Zach Thomas, linebacker

  • Years active: 1996-2008
  • Teams: Miami Dolphins, Dallas Cowboys

Considered undersized coming out of Texas Tech back in 1996, the 5-foot-11 Thomas earned seven Pro Bowl appearances and was a five-time All-Pro in Miami.

Thomas recorded triple-digit tackles 10 times while leading the NFL in that category twice. He finished his career ranked fifth in league history in both solo tackles and overall tackles. Not bad for a fifth-round pick few thought too much about leading up to the 1996 NFL Draft.

Patrick Willis, linebacker

pro football hall of fame: patrick willis
Kyle Terada-USA TODAY Sports
  • Years active: 2007-2014
  • Teams: San Francisco 49ers

If Willis had not opted to retire at the height of his career, some observers believe he would have been a first ballot Pro Football Hall of Famer and potentially the greatest linebacker to ever play.

The Mississippi product was the NFL’s Defensive Rookie of the Year in 2007, earning First-Team All-Pro honors that very same season. This started a stretch in which Willis was an All-Pro in each of his first six seasons.
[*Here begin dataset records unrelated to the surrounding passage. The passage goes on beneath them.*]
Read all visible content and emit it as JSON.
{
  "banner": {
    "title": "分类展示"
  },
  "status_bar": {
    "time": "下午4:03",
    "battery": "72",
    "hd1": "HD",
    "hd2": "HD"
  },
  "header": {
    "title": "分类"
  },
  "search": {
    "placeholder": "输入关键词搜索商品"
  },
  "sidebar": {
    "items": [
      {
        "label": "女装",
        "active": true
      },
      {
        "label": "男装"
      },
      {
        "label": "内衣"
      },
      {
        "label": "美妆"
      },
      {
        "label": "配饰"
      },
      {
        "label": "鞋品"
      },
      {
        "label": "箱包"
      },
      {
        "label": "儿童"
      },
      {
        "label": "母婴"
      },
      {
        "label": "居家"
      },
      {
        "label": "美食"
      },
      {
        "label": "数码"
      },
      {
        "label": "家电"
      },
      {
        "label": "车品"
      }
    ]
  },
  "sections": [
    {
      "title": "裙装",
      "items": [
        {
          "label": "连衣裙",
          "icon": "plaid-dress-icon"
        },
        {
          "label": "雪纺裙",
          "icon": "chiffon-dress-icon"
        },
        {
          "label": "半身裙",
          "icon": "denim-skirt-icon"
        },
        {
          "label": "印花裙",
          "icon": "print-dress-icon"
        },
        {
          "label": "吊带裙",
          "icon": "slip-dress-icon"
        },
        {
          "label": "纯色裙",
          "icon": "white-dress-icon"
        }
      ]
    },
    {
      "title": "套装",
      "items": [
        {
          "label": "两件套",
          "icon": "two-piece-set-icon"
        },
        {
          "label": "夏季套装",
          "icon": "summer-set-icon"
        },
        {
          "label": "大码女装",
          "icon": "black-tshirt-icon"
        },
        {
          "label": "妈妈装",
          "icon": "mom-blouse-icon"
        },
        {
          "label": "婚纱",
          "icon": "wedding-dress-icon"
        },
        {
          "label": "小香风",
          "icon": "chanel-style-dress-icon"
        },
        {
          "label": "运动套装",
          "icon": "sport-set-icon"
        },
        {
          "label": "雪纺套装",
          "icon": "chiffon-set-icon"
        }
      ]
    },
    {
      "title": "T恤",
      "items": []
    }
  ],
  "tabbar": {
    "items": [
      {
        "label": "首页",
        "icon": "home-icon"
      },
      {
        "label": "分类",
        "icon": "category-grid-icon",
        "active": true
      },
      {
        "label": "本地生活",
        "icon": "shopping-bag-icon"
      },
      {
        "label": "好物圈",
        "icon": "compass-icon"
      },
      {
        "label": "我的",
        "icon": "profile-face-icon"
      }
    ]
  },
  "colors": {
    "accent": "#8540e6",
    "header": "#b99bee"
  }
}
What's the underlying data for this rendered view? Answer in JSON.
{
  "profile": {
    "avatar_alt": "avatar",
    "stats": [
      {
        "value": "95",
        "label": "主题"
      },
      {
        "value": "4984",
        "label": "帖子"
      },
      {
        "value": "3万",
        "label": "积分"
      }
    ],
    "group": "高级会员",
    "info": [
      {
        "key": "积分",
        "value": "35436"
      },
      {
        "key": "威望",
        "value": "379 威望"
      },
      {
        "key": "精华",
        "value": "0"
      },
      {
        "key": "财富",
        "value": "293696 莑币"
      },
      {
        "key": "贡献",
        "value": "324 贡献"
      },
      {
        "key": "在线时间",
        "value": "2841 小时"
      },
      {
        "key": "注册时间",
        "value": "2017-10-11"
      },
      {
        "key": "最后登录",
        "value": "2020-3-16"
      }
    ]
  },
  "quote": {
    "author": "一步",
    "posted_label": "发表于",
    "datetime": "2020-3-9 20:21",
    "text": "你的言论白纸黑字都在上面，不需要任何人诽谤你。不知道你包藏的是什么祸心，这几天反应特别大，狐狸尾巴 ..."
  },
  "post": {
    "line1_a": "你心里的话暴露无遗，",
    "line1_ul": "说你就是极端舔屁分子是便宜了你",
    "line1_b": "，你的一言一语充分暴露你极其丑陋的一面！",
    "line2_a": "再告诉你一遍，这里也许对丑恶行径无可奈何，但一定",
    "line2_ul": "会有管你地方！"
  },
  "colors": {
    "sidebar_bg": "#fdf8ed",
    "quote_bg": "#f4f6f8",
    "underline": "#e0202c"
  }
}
He led the NFL in tackles twice and anchored one of the most-dominant defenses of the era during Jim Harbaugh’s tenure in San Francisco.

Darren Woodson, safety

  • Years active: 1992-2003
  • Teams: Dallas Cowboys

One of the lesser-known components that headed to Dallas in the Herschel Walker trade, Woodson became one of the primary reasons the Cowboys formed a dynasty in the 1990’s. He earned Pro Bowl honors five consecutive seasons from 1994-1998, acting as one of the best safeties in the game.

When his career ended, Woodson made a name for himself as a brutal tackling machine and someone who could moonlight playing center field as a cover safety. Such a dual-threat was rare in league history.